Often, the body of these studies show the entire story and the "punch-line" has been dreamed up to generate interest... as per

The new research documents the movement of corrosive waters onto the continental shelf from April to September during the upwelling season, when winds bring water rich in carbon dioxide up from depths of about 400-600 feet to the surface and onto the continental shelf.

Now, cold water can hold more CO2 than warmer surface water so the ocean current is being caused by man????? Puhleeze!

_________________
The grand design, reflected in the face of Chaos.
Back to top
View user's profile Send private message MSN Messenger
atm



Joined: 16 Apr 2006
Posts: 3861

PostPosted: Fri May 02, 2014 8:41 am    Post subject: Reply with quote

Peter, you dolphin type, sir.

It's been a while. I hope you are well.

Did it ever occur to you that the plankton you usually eat is gone?

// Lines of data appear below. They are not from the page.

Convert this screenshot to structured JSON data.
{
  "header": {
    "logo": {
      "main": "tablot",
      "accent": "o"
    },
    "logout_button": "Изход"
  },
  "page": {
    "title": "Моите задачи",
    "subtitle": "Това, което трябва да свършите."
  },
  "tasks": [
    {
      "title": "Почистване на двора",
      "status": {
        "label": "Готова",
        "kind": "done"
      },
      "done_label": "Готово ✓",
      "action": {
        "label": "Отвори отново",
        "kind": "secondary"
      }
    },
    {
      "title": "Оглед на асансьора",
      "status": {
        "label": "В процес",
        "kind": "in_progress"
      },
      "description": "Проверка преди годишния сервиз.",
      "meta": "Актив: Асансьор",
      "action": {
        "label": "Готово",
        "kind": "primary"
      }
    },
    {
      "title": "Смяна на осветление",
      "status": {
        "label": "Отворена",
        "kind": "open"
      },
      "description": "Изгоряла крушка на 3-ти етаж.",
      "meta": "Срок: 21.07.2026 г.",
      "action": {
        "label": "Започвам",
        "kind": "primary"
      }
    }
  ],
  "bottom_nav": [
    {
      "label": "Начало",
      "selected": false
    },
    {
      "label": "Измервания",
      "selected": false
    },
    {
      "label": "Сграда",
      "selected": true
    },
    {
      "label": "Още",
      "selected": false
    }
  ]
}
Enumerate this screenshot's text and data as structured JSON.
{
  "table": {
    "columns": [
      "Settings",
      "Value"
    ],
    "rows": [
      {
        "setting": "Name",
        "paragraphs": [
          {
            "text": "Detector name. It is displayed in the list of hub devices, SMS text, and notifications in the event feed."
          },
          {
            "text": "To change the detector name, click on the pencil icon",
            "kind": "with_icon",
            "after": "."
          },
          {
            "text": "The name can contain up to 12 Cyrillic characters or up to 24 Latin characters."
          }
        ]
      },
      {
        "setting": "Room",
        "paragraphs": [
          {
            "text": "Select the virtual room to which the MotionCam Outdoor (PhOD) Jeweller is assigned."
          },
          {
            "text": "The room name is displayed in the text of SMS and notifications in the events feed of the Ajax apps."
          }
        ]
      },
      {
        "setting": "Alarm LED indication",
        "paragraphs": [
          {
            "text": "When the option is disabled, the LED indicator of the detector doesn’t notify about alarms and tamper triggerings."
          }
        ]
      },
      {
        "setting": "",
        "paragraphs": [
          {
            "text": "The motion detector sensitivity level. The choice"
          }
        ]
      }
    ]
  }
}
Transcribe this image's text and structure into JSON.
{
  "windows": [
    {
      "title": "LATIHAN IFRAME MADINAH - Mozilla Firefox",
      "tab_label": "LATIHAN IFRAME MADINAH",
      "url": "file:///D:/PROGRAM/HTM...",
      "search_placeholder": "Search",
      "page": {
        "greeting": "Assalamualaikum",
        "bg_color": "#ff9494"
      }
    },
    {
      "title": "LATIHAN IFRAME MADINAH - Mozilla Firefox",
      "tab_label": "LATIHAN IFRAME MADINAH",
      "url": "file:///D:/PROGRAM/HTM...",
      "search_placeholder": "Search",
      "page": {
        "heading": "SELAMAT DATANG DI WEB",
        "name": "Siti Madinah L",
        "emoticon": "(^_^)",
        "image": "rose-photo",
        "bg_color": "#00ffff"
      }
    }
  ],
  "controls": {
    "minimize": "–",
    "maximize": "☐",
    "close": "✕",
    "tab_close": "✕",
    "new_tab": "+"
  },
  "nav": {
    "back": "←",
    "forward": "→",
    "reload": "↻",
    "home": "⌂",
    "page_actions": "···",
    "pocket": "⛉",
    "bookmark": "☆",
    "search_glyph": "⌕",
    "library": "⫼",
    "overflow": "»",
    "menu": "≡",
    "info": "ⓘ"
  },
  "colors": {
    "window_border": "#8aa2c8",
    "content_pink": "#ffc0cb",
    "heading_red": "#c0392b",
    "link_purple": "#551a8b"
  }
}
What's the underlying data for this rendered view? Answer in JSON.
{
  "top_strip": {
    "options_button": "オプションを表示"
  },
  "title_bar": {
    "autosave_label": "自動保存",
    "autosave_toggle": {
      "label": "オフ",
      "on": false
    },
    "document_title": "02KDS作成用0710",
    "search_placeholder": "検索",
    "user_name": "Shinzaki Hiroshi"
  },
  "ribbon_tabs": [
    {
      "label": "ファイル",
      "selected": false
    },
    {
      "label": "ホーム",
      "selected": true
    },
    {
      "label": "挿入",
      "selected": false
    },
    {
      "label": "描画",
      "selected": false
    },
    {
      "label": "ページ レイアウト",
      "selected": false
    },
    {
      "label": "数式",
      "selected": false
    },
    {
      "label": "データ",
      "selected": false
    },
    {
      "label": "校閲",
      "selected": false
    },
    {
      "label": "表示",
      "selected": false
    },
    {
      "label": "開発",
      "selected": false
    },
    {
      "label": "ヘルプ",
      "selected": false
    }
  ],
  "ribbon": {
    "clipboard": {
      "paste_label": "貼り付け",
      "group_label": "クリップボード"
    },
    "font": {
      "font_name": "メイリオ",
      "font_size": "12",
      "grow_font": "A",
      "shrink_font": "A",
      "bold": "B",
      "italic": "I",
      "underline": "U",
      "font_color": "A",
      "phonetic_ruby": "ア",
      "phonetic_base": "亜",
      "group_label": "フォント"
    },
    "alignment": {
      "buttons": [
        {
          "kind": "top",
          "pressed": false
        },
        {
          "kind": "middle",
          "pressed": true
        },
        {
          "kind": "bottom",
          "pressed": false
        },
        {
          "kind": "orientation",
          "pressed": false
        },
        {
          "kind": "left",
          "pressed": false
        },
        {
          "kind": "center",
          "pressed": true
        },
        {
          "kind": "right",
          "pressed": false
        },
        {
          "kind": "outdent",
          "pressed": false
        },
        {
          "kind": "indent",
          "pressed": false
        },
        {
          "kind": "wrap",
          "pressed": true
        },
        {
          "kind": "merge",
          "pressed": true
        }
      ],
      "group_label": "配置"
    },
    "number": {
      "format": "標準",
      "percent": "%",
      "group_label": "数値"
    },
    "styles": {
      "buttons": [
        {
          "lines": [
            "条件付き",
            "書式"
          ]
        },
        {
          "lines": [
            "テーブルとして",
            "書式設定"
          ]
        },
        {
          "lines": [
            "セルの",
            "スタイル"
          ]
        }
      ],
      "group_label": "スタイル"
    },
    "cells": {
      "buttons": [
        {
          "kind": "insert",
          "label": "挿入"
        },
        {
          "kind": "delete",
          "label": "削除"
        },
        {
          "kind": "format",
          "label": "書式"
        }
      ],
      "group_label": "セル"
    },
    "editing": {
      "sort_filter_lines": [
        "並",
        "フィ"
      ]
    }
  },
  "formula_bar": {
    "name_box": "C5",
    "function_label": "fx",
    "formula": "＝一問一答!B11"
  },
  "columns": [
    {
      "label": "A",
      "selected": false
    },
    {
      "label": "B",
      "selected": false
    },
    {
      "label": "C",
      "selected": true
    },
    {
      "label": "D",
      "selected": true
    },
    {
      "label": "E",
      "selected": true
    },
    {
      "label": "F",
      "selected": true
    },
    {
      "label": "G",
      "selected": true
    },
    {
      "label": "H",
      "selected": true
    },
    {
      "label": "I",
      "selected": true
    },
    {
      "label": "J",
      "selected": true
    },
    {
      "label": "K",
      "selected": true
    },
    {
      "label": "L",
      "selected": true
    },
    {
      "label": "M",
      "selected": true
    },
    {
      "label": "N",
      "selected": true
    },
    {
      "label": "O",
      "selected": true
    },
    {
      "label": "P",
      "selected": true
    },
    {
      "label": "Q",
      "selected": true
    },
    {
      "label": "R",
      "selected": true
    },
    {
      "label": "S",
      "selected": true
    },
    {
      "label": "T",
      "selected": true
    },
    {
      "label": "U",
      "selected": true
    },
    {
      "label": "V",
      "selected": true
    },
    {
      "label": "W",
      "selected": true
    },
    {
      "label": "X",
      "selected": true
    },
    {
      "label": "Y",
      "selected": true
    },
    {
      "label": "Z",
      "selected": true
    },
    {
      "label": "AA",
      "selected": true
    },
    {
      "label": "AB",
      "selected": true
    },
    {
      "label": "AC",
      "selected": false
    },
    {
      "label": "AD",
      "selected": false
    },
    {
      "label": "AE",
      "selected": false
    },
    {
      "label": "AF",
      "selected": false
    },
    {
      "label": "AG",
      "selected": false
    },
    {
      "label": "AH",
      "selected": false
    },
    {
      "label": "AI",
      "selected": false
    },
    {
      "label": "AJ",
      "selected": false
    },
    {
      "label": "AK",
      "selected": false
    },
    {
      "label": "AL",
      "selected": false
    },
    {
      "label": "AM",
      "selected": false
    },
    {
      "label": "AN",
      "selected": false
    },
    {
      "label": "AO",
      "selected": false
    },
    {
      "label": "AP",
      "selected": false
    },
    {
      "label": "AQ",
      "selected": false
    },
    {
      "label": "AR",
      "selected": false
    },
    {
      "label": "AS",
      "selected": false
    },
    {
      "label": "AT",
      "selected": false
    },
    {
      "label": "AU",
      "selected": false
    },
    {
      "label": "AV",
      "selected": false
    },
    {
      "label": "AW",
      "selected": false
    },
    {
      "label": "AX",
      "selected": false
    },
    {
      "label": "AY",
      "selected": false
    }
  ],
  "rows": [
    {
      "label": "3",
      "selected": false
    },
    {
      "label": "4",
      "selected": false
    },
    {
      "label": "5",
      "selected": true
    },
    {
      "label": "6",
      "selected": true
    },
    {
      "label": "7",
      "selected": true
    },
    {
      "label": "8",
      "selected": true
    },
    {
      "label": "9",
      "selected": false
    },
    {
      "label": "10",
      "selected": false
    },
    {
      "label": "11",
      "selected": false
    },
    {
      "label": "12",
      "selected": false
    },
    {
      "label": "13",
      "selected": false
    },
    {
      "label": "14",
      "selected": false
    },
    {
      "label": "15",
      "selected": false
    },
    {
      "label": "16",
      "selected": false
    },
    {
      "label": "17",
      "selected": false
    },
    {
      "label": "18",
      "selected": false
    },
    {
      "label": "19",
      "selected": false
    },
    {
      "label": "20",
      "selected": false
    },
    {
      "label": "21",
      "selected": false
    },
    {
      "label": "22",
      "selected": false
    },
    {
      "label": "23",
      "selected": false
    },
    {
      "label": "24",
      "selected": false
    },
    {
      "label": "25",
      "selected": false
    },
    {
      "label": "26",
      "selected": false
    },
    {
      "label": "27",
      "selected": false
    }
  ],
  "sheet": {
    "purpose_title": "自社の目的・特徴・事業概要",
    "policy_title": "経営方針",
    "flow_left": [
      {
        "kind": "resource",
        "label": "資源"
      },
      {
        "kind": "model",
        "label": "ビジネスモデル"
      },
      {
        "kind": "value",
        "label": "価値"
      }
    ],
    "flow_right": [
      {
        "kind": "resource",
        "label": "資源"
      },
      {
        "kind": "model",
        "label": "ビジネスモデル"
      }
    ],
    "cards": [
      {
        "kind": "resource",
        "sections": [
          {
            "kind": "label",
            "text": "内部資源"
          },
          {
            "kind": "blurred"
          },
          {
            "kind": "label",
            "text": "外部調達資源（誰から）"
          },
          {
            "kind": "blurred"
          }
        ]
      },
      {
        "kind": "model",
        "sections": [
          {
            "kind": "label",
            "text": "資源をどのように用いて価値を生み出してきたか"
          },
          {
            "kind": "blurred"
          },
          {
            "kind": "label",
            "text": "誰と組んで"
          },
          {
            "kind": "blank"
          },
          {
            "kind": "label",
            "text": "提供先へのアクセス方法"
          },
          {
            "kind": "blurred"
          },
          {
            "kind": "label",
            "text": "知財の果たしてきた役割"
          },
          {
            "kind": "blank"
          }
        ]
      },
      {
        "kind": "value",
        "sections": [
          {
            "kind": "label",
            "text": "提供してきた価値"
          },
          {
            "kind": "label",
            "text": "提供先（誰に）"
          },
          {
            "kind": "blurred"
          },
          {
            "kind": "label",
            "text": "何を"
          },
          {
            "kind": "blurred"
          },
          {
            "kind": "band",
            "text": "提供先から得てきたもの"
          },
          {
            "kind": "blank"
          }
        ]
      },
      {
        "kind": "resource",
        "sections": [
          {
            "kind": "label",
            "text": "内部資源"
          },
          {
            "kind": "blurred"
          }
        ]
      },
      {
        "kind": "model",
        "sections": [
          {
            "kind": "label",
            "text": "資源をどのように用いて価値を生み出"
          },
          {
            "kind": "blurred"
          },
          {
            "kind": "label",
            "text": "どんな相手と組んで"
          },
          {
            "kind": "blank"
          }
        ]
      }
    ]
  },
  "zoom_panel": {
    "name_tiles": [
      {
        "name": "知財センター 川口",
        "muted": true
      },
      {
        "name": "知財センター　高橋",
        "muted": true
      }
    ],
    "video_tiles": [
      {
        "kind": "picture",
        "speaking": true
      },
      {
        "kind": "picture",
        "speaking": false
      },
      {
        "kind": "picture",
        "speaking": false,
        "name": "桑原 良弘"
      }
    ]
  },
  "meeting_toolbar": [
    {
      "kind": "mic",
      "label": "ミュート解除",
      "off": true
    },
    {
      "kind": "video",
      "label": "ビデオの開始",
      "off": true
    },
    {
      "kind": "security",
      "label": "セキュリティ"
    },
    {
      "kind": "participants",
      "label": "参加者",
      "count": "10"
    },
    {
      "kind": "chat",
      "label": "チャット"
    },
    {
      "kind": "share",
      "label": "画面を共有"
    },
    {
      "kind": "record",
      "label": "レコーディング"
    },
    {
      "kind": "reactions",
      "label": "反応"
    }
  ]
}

http://www.biogeosciences.net/10/5729/2013/bg-10-5729-2013.pdf

Bad eh?

Yeah.

A dolphin may have reading issues with the above, but it's nothing compared to plume coming to south CA.

Regards to your whale friends (and the anchovies).

I'd move to another ocean if I were you.

Regards

atm Sad
Back to top
View user's profile Send private message
atm



Joined: 16 Apr 2006
Posts: 3861

PostPosted: Thu Aug 07, 2014 9:10 am    Post subject: Reply with quote

Meanwhile:

http://www.rense.com/general96/lakeerie.html

http://rense.gsradio.net:8080/rense/special/rense_Shimatsu_080414.mp3

Regards

atm Wink
Back to top
View user's profile Send private message
Display posts from previous:   
Post new topic   Reply to topic    The Next Level Forum Index -> Tomorrow's World All times are GMT - 5 Hours
Page 1 of 1

 
Jump to:  
You cannot post new topics in this forum
You cannot reply to topics in this forum
You cannot edit your posts in this forum
You cannot delete your posts in this forum
You cannot vote in polls in this forum


Powered by phpBB © 2001, 2005 phpBB Group

Theme xand created by spleen.